>>>

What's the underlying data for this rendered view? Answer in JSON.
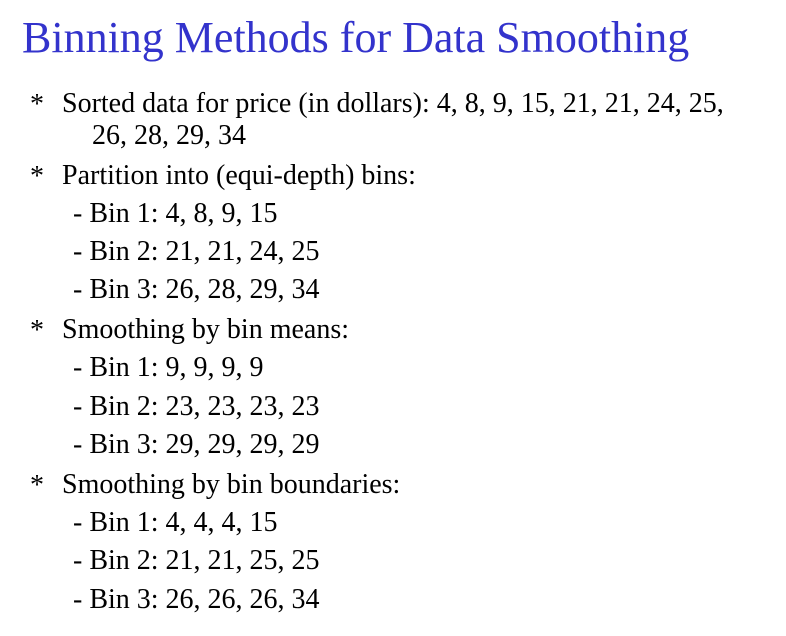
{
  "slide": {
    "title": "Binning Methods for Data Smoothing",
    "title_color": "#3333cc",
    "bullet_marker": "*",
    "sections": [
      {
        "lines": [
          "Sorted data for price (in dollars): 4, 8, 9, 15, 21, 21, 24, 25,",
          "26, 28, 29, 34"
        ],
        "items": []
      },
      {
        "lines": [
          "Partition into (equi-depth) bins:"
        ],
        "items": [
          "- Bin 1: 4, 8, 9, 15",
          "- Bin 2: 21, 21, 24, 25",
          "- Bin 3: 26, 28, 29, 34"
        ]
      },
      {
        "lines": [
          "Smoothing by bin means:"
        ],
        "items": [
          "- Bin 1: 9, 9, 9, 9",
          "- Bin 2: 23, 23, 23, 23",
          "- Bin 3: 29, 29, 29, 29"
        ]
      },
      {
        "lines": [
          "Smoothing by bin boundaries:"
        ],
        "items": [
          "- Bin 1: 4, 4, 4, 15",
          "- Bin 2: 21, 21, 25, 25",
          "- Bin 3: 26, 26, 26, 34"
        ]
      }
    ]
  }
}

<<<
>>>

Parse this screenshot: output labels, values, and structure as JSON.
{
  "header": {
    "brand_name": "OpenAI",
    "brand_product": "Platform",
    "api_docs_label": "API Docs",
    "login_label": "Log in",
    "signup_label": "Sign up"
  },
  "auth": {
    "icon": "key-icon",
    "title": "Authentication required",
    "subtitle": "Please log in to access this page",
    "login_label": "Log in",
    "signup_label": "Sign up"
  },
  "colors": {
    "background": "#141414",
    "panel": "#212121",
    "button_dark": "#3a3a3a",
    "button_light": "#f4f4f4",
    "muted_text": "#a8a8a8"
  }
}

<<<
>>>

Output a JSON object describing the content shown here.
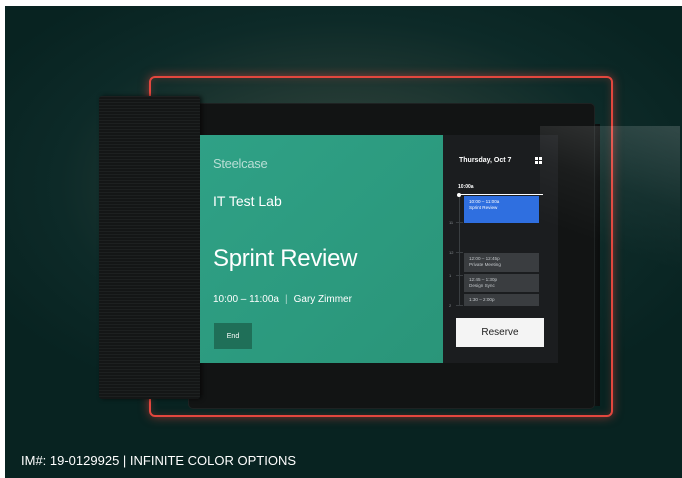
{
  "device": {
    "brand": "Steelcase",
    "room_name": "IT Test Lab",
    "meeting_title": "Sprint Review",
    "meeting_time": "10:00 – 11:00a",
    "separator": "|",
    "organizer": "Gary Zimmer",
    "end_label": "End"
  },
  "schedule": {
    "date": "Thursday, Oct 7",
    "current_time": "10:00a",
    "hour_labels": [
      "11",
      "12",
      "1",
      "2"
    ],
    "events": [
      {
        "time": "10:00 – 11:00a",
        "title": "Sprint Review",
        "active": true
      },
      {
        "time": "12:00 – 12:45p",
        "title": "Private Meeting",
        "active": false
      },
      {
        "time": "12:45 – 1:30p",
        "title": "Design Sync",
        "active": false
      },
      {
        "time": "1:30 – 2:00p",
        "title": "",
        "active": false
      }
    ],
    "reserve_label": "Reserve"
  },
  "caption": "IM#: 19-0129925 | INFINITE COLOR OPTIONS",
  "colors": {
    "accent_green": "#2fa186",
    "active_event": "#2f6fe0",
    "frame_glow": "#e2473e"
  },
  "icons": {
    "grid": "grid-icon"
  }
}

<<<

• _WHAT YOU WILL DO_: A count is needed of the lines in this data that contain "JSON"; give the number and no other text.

• _PROBLEM SOLUTION_: 3